Page and application data records:
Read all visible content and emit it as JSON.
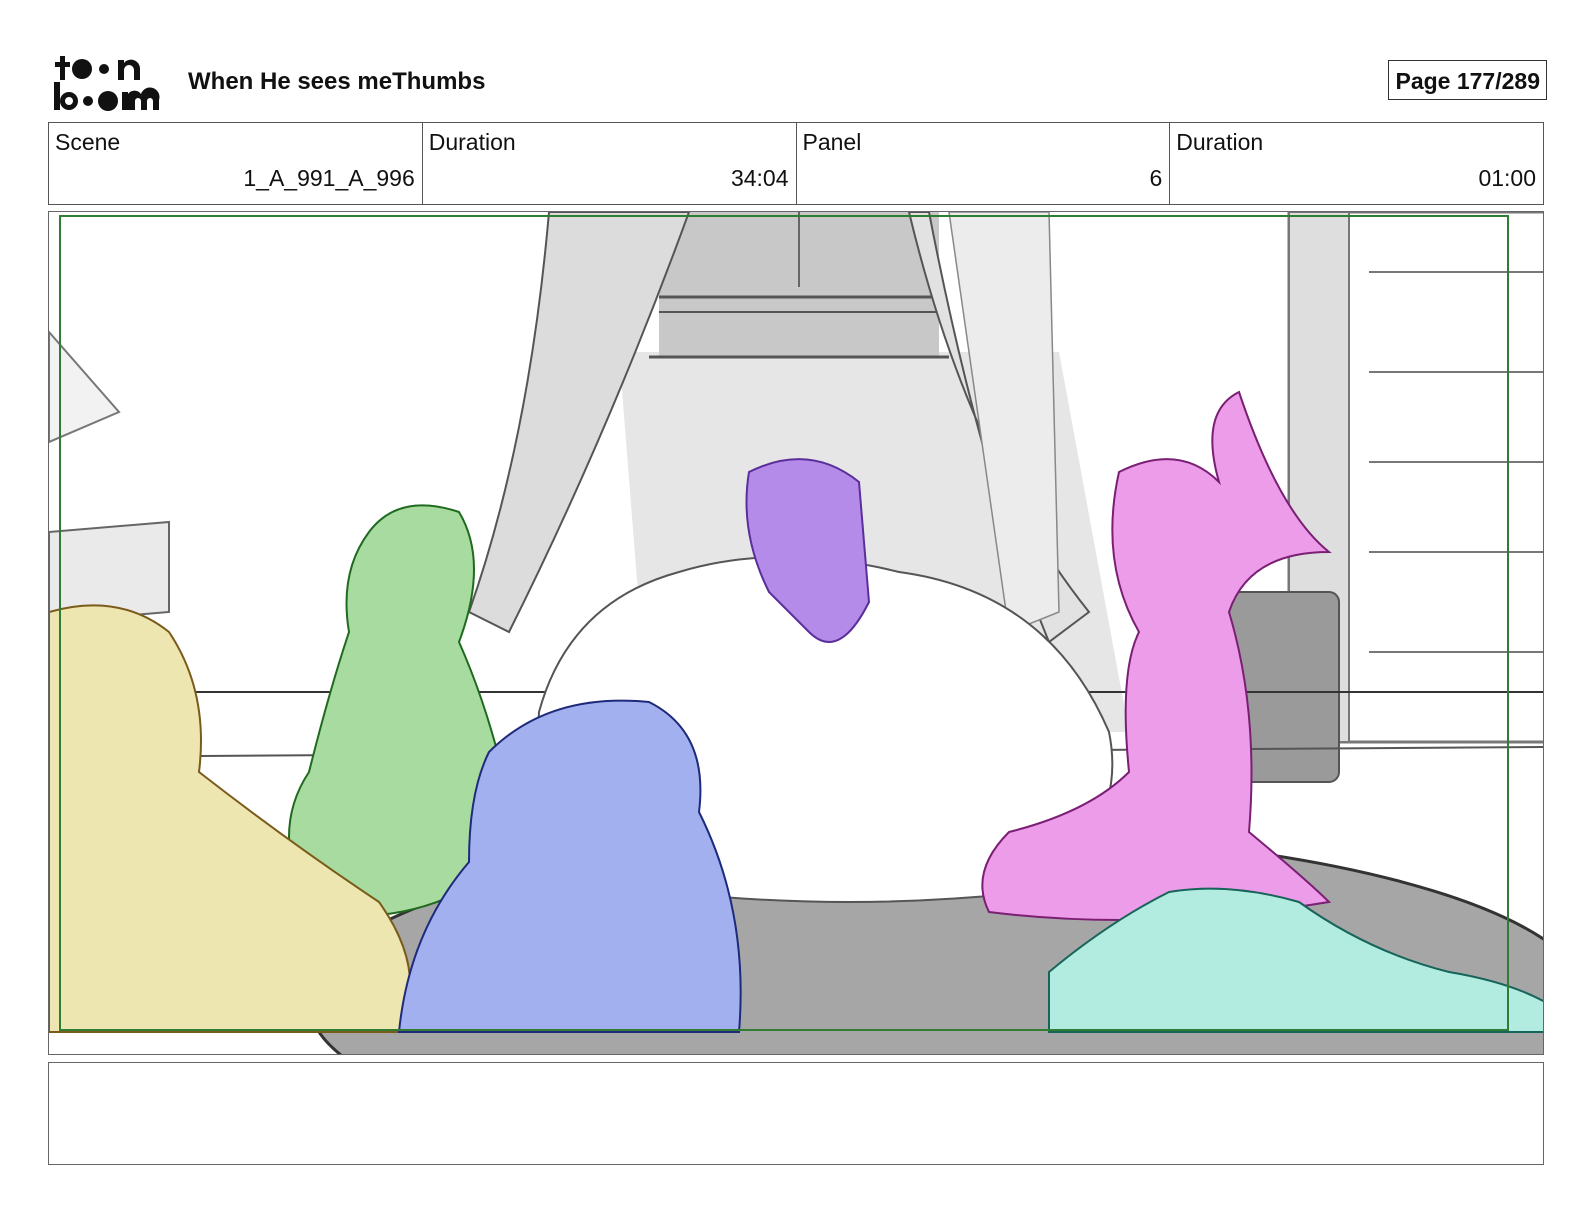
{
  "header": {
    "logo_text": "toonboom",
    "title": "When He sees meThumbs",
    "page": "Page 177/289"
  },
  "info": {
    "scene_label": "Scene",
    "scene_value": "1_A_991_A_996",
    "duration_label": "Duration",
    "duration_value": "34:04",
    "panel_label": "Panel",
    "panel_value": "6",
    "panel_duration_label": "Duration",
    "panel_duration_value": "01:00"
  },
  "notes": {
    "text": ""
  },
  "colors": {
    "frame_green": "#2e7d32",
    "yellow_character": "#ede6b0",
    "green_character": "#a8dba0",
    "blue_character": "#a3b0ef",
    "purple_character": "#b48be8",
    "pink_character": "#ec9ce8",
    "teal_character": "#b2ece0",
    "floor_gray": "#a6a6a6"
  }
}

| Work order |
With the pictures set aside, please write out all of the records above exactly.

| Expected output |
Read all visible content and emit it as JSON.
{
  "header": {
    "logo_text": "toonboom",
    "title": "When He sees meThumbs",
    "page": "Page 177/289"
  },
  "info": {
    "scene_label": "Scene",
    "scene_value": "1_A_991_A_996",
    "duration_label": "Duration",
    "duration_value": "34:04",
    "panel_label": "Panel",
    "panel_value": "6",
    "panel_duration_label": "Duration",
    "panel_duration_value": "01:00"
  },
  "notes": {
    "text": ""
  },
  "colors": {
    "frame_green": "#2e7d32",
    "yellow_character": "#ede6b0",
    "green_character": "#a8dba0",
    "blue_character": "#a3b0ef",
    "purple_character": "#b48be8",
    "pink_character": "#ec9ce8",
    "teal_character": "#b2ece0",
    "floor_gray": "#a6a6a6"
  }
}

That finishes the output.